■ Problem to work on
Please return the records below exactly as they stand, with the pictures removed.
****************************************
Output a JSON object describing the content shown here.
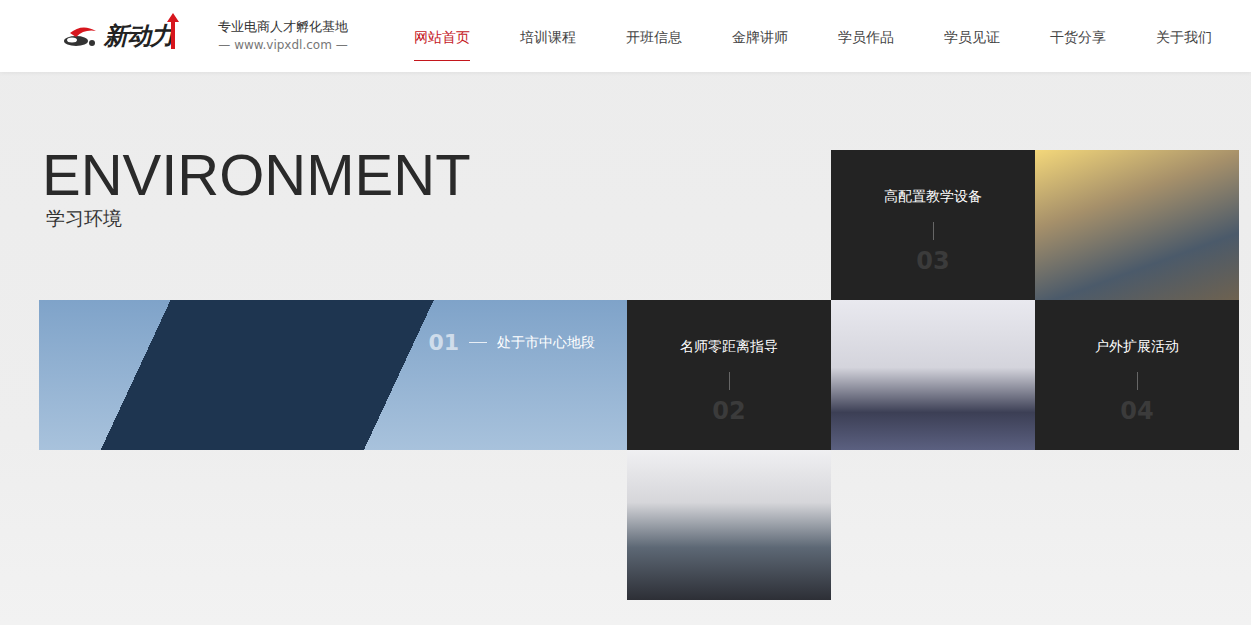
{
  "header": {
    "logo": "新动力",
    "tagline": "专业电商人才孵化基地",
    "url": "— www.vipxdl.com —"
  },
  "nav": [
    {
      "label": "网站首页",
      "selected": true
    },
    {
      "label": "培训课程",
      "selected": false
    },
    {
      "label": "开班信息",
      "selected": false
    },
    {
      "label": "金牌讲师",
      "selected": false
    },
    {
      "label": "学员作品",
      "selected": false
    },
    {
      "label": "学员见证",
      "selected": false
    },
    {
      "label": "干货分享",
      "selected": false
    },
    {
      "label": "关于我们",
      "selected": false
    }
  ],
  "section": {
    "title": "ENVIRONMENT",
    "subtitle": "学习环境"
  },
  "tiles": [
    {
      "kind": "feature",
      "label": "高配置教学设备",
      "number": "03"
    },
    {
      "kind": "photo"
    },
    {
      "kind": "hero",
      "label": "处于市中心地段",
      "number": "01"
    },
    {
      "kind": "feature",
      "label": "名师零距离指导",
      "number": "02"
    },
    {
      "kind": "photo"
    },
    {
      "kind": "feature",
      "label": "户外扩展活动",
      "number": "04"
    },
    {
      "kind": "photo"
    }
  ]
}
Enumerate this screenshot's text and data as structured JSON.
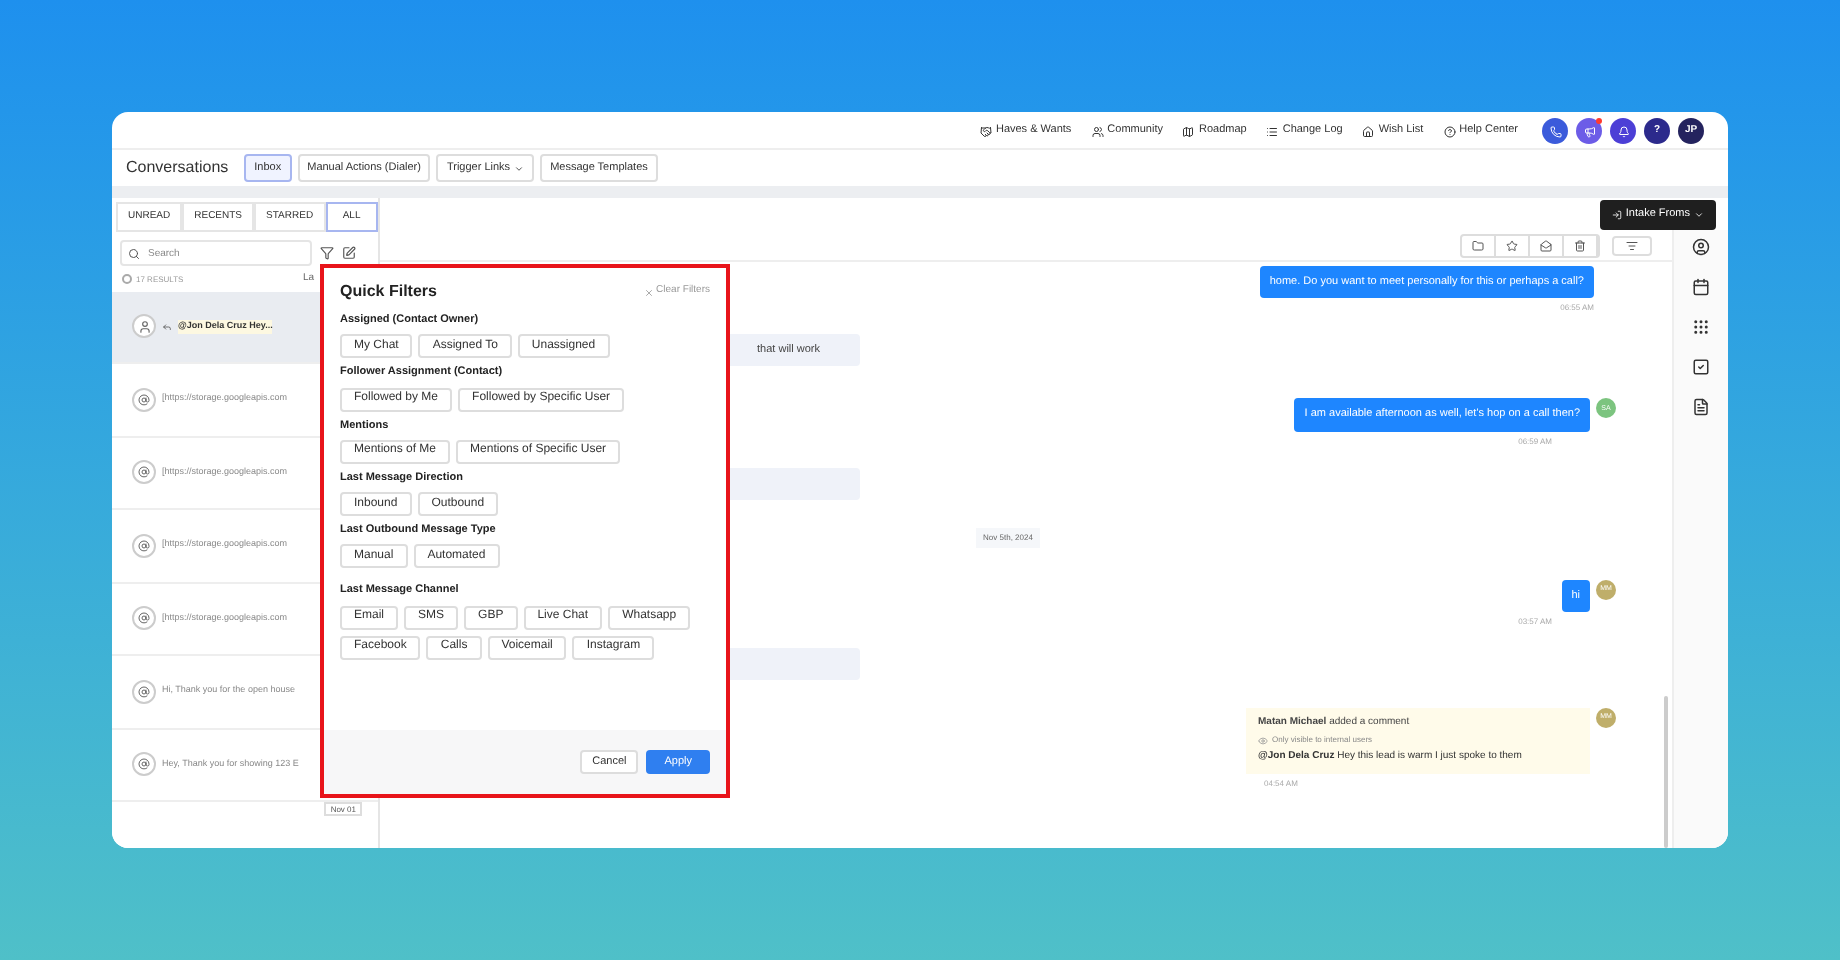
{
  "top_links": [
    "Haves & Wants",
    "Community",
    "Roadmap",
    "Change Log",
    "Wish List",
    "Help Center"
  ],
  "top_buttons": [
    {
      "kind": "phone",
      "color": "#3b5bdb"
    },
    {
      "kind": "megaphone",
      "color": "#6c5ce7",
      "badge": true
    },
    {
      "kind": "bell",
      "color": "#4c3fd6"
    },
    {
      "kind": "help",
      "color": "#2c2a8c",
      "label": "?"
    },
    {
      "kind": "avatar",
      "color": "#24235e",
      "label": "JP"
    }
  ],
  "header": {
    "title": "Conversations",
    "tabs": [
      {
        "label": "Inbox",
        "selected": true,
        "dropdown": false
      },
      {
        "label": "Manual Actions (Dialer)",
        "selected": false,
        "dropdown": false
      },
      {
        "label": "Trigger Links",
        "selected": false,
        "dropdown": true
      },
      {
        "label": "Message Templates",
        "selected": false,
        "dropdown": false
      }
    ]
  },
  "list_tabs": [
    {
      "label": "UNREAD",
      "selected": false
    },
    {
      "label": "RECENTS",
      "selected": false
    },
    {
      "label": "STARRED",
      "selected": false
    },
    {
      "label": "ALL",
      "selected": true
    }
  ],
  "search": {
    "placeholder": "Search"
  },
  "results": "17 RESULTS",
  "select_all_checked": false,
  "sort": "La",
  "conversations": [
    {
      "kind": "person",
      "preview": "@Jon Dela Cruz Hey...",
      "selected": true
    },
    {
      "kind": "at",
      "preview": "[https://storage.googleapis.com",
      "selected": false
    },
    {
      "kind": "at",
      "preview": "[https://storage.googleapis.com",
      "selected": false
    },
    {
      "kind": "at",
      "preview": "[https://storage.googleapis.com",
      "selected": false
    },
    {
      "kind": "at",
      "preview": "[https://storage.googleapis.com",
      "selected": false
    },
    {
      "kind": "at",
      "preview": "Hi, Thank you for the open house",
      "selected": false
    },
    {
      "kind": "at",
      "preview": "Hey, Thank you for showing 123 E",
      "selected": false
    },
    {
      "kind": "date",
      "preview": "Nov 01"
    }
  ],
  "intake_button": "Intake Froms",
  "messages": [
    {
      "kind": "out",
      "text": "home. Do you want to meet personally for this or perhaps a call?",
      "time": "06:55 AM"
    },
    {
      "kind": "in",
      "text": "that will work"
    },
    {
      "kind": "out",
      "text": "I am available afternoon as well, let's hop on a call then?",
      "time": "06:59 AM",
      "avatar": "SA",
      "color": "#7cc47f"
    },
    {
      "kind": "in"
    },
    {
      "kind": "date",
      "text": "Nov 5th, 2024"
    },
    {
      "kind": "out",
      "text": "hi",
      "time": "03:57 AM",
      "avatar": "MM",
      "color": "#bfae6a"
    },
    {
      "kind": "in"
    },
    {
      "kind": "comment",
      "author": "Matan Michael",
      "action": "added a comment",
      "note": "Only visible to internal users",
      "text": "**@Jon Dela Cruz** Hey this lead is warm I just spoke to them",
      "time": "04:54 AM",
      "avatar": "MM",
      "color": "#bfae6a"
    }
  ],
  "filters": {
    "title": "Quick Filters",
    "clear": "Clear Filters",
    "groups": [
      {
        "label": "Assigned (Contact Owner)",
        "options": [
          "My Chat",
          "Assigned To",
          "Unassigned"
        ]
      },
      {
        "label": "Follower Assignment (Contact)",
        "options": [
          "Followed by Me",
          "Followed by Specific User"
        ]
      },
      {
        "label": "Mentions",
        "options": [
          "Mentions of Me",
          "Mentions of Specific User"
        ]
      },
      {
        "label": "Last Message Direction",
        "options": [
          "Inbound",
          "Outbound"
        ]
      },
      {
        "label": "Last Outbound Message Type",
        "options": [
          "Manual",
          "Automated"
        ]
      },
      {
        "label": "Last Message Channel",
        "options": [
          "Email",
          "SMS",
          "GBP",
          "Live Chat",
          "Whatsapp",
          "Facebook",
          "Calls",
          "Voicemail",
          "Instagram"
        ]
      }
    ],
    "cancel": "Cancel",
    "apply": "Apply"
  }
}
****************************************
■ Written response
Output a JSON object describing the content shown here.
{
  "header": {
    "logo": "新动力",
    "tagline": "专业电商人才孵化基地",
    "url": "— www.vipxdl.com —"
  },
  "nav": [
    {
      "label": "网站首页",
      "selected": true
    },
    {
      "label": "培训课程",
      "selected": false
    },
    {
      "label": "开班信息",
      "selected": false
    },
    {
      "label": "金牌讲师",
      "selected": false
    },
    {
      "label": "学员作品",
      "selected": false
    },
    {
      "label": "学员见证",
      "selected": false
    },
    {
      "label": "干货分享",
      "selected": false
    },
    {
      "label": "关于我们",
      "selected": false
    }
  ],
  "section": {
    "title": "ENVIRONMENT",
    "subtitle": "学习环境"
  },
  "tiles": [
    {
      "kind": "feature",
      "label": "高配置教学设备",
      "number": "03"
    },
    {
      "kind": "photo"
    },
    {
      "kind": "hero",
      "label": "处于市中心地段",
      "number": "01"
    },
    {
      "kind": "feature",
      "label": "名师零距离指导",
      "number": "02"
    },
    {
      "kind": "photo"
    },
    {
      "kind": "feature",
      "label": "户外扩展活动",
      "number": "04"
    },
    {
      "kind": "photo"
    }
  ]
}
Enumerate this screenshot's text and data as structured JSON.
{
  "top_links": [
    "Haves & Wants",
    "Community",
    "Roadmap",
    "Change Log",
    "Wish List",
    "Help Center"
  ],
  "top_buttons": [
    {
      "kind": "phone",
      "color": "#3b5bdb"
    },
    {
      "kind": "megaphone",
      "color": "#6c5ce7",
      "badge": true
    },
    {
      "kind": "bell",
      "color": "#4c3fd6"
    },
    {
      "kind": "help",
      "color": "#2c2a8c",
      "label": "?"
    },
    {
      "kind": "avatar",
      "color": "#24235e",
      "label": "JP"
    }
  ],
  "header": {
    "title": "Conversations",
    "tabs": [
      {
        "label": "Inbox",
        "selected": true,
        "dropdown": false
      },
      {
        "label": "Manual Actions (Dialer)",
        "selected": false,
        "dropdown": false
      },
      {
        "label": "Trigger Links",
        "selected": false,
        "dropdown": true
      },
      {
        "label": "Message Templates",
        "selected": false,
        "dropdown": false
      }
    ]
  },
  "list_tabs": [
    {
      "label": "UNREAD",
      "selected": false
    },
    {
      "label": "RECENTS",
      "selected": false
    },
    {
      "label": "STARRED",
      "selected": false
    },
    {
      "label": "ALL",
      "selected": true
    }
  ],
  "search": {
    "placeholder": "Search"
  },
  "results": "17 RESULTS",
  "select_all_checked": false,
  "sort": "La",
  "conversations": [
    {
      "kind": "person",
      "preview": "@Jon Dela Cruz Hey...",
      "selected": true
    },
    {
      "kind": "at",
      "preview": "[https://storage.googleapis.com",
      "selected": false
    },
    {
      "kind": "at",
      "preview": "[https://storage.googleapis.com",
      "selected": false
    },
    {
      "kind": "at",
      "preview": "[https://storage.googleapis.com",
      "selected": false
    },
    {
      "kind": "at",
      "preview": "[https://storage.googleapis.com",
      "selected": false
    },
    {
      "kind": "at",
      "preview": "Hi, Thank you for the open house",
      "selected": false
    },
    {
      "kind": "at",
      "preview": "Hey, Thank you for showing 123 E",
      "selected": false
    },
    {
      "kind": "date",
      "preview": "Nov 01"
    }
  ],
  "intake_button": "Intake Froms",
  "messages": [
    {
      "kind": "out",
      "text": "home. Do you want to meet personally for this or perhaps a call?",
      "time": "06:55 AM"
    },
    {
      "kind": "in",
      "text": "that will work"
    },
    {
      "kind": "out",
      "text": "I am available afternoon as well, let's hop on a call then?",
      "time": "06:59 AM",
      "avatar": "SA",
      "color": "#7cc47f"
    },
    {
      "kind": "in"
    },
    {
      "kind": "date",
      "text": "Nov 5th, 2024"
    },
    {
      "kind": "out",
      "text": "hi",
      "time": "03:57 AM",
      "avatar": "MM",
      "color": "#bfae6a"
    },
    {
      "kind": "in"
    },
    {
      "kind": "comment",
      "author": "Matan Michael",
      "action": "added a comment",
      "note": "Only visible to internal users",
      "text": "**@Jon Dela Cruz** Hey this lead is warm I just spoke to them",
      "time": "04:54 AM",
      "avatar": "MM",
      "color": "#bfae6a"
    }
  ],
  "filters": {
    "title": "Quick Filters",
    "clear": "Clear Filters",
    "groups": [
      {
        "label": "Assigned (Contact Owner)",
        "options": [
          "My Chat",
          "Assigned To",
          "Unassigned"
        ]
      },
      {
        "label": "Follower Assignment (Contact)",
        "options": [
          "Followed by Me",
          "Followed by Specific User"
        ]
      },
      {
        "label": "Mentions",
        "options": [
          "Mentions of Me",
          "Mentions of Specific User"
        ]
      },
      {
        "label": "Last Message Direction",
        "options": [
          "Inbound",
          "Outbound"
        ]
      },
      {
        "label": "Last Outbound Message Type",
        "options": [
          "Manual",
          "Automated"
        ]
      },
      {
        "label": "Last Message Channel",
        "options": [
          "Email",
          "SMS",
          "GBP",
          "Live Chat",
          "Whatsapp",
          "Facebook",
          "Calls",
          "Voicemail",
          "Instagram"
        ]
      }
    ],
    "cancel": "Cancel",
    "apply": "Apply"
  }
}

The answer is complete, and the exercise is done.